## Excerpted data
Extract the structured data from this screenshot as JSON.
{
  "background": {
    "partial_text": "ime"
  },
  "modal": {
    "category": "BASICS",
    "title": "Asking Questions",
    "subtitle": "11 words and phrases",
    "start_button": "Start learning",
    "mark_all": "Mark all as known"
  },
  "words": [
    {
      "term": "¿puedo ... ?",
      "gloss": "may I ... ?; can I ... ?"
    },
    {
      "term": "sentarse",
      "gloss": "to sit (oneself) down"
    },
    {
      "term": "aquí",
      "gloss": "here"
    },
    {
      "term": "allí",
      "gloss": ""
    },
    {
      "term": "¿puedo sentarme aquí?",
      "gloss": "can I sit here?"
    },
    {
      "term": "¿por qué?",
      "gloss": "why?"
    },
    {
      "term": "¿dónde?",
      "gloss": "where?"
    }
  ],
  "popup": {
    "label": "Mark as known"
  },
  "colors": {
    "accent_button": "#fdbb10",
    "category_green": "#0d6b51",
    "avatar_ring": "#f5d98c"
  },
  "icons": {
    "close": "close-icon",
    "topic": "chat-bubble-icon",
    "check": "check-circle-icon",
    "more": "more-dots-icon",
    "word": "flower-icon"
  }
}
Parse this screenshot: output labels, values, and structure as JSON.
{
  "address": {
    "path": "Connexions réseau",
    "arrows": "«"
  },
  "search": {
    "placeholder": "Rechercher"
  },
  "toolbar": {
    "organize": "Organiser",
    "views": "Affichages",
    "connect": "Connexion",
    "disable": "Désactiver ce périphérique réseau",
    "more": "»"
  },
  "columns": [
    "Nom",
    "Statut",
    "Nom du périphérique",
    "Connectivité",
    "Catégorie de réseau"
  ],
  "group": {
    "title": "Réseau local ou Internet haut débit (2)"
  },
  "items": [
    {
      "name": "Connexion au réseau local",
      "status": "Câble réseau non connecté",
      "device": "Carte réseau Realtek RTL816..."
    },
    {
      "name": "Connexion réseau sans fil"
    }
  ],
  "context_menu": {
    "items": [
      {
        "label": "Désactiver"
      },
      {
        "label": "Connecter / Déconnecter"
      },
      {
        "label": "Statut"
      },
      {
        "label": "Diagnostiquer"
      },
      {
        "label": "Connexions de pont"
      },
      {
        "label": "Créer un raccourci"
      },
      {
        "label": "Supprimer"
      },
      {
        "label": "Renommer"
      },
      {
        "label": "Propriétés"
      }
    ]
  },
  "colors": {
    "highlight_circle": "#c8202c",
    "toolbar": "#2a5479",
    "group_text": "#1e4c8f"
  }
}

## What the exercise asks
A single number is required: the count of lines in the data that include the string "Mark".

## Expected answer
2